It definitely took me a little while to feel stable enough to get the tube back to the hotel. I was very lightheaded but i had just ran 26.2 miles so I guess that's to be expected!
What did you do to celebrate after the race?
My friends, family and I headed to a pub near my hotel for lots of food and a few drinks. It was the perfect end to a perfect day!
Would you run another marathon?
Hmmmm. I'm undecided. I think if I did, it would need to be when Violet was old enough to feed and entertain herself. and I don't mean during the actual event, I mean mainly to allow me to train to my fullest.
I think it's safe to say, I'm a long distance runner. I love a long run. Possibly because I'm a slower runner so i feel the pressure to do short distances fast where as I don't feel that pressure with longer distances like half's or marathons - most people are just impressed you ran that far! So saying that, yeah maybe I do have another marathon in me further down the line!
What advice would you give to someone who is considering running a marathon?
If you have the thought in your head...you're already committed. Once you even think it's a possibility that's a sign you're ready to take it on.
Training is the hardest part, so stick to it, trust your plan and on the day just go with the flow.

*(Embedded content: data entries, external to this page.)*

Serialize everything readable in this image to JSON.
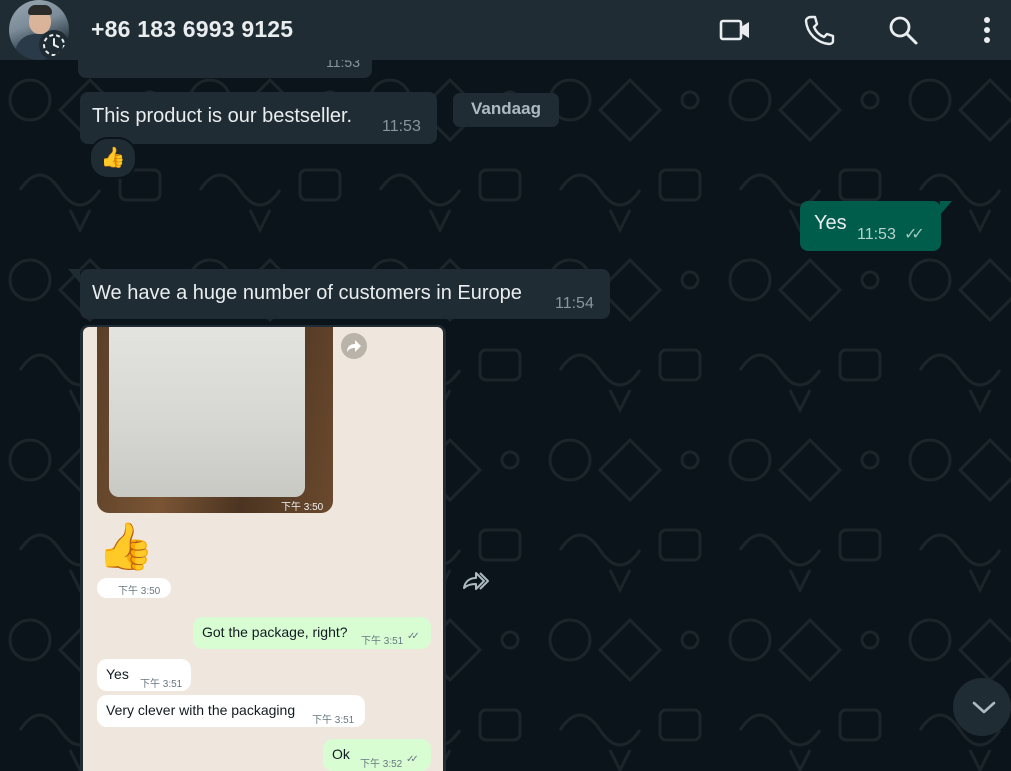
{
  "header": {
    "contact": "+86 183 6993 9125",
    "icons": [
      "video-call-icon",
      "voice-call-icon",
      "search-icon",
      "menu-icon"
    ]
  },
  "chat": {
    "top_partial_time": "11:53",
    "date_chip": "Vandaag",
    "messages": [
      {
        "dir": "in",
        "text": "This product is our bestseller.",
        "time": "11:53",
        "reaction": "👍"
      },
      {
        "dir": "out",
        "text": "Yes",
        "time": "11:53",
        "ticks": "✓✓"
      },
      {
        "dir": "in",
        "text": "We have a huge number of customers in Europe",
        "time": "11:54"
      }
    ],
    "forwarded_screenshot": {
      "photo_time": "下午 3:50",
      "emoji": "👍",
      "emoji_time": "下午 3:50",
      "items": [
        {
          "dir": "out",
          "text": "Got the package, right?",
          "time": "下午 3:51",
          "ticks": "✓✓"
        },
        {
          "dir": "in",
          "text": "Yes",
          "time": "下午 3:51"
        },
        {
          "dir": "in",
          "text": "Very clever with the packaging",
          "time": "下午 3:51"
        },
        {
          "dir": "out",
          "text": "Ok",
          "time": "下午 3:52",
          "ticks": "✓✓"
        }
      ]
    }
  },
  "colors": {
    "header_bg": "#202c33",
    "chat_bg": "#0b141a",
    "incoming": "#202c33",
    "outgoing": "#005c4b"
  }
}
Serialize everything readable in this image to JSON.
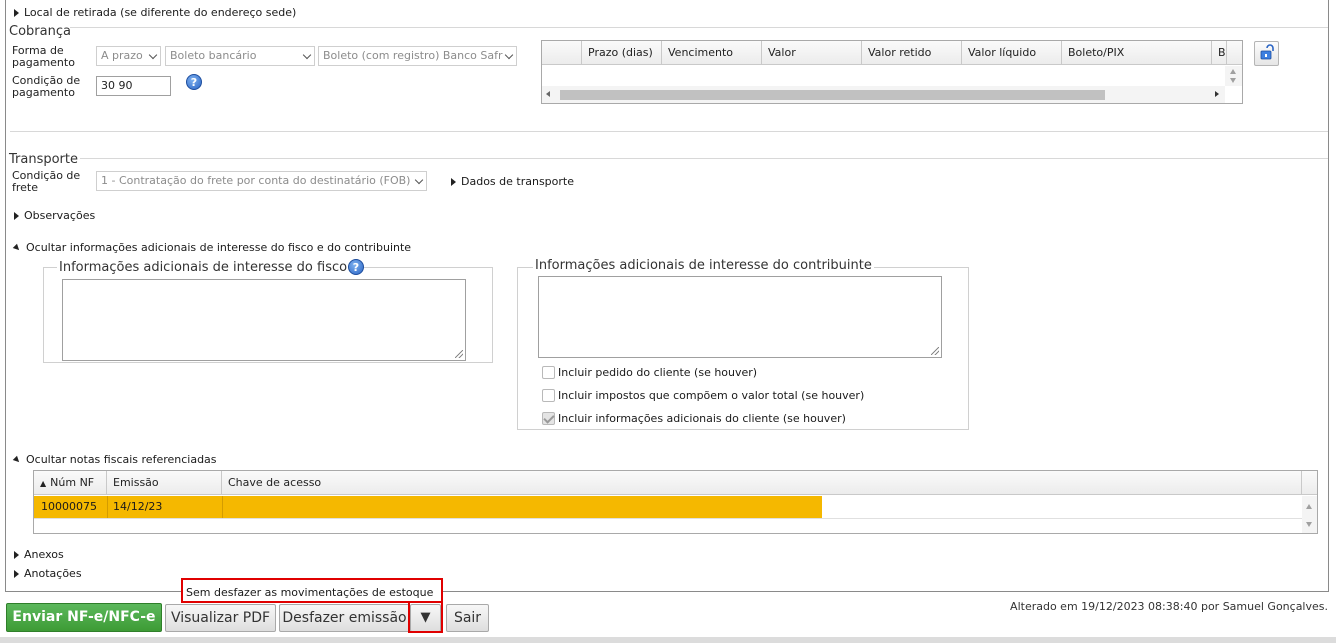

Thank you SO much Annie for sharing!
You can learn more about Annie on https://www.instagram.com/the_running_girls/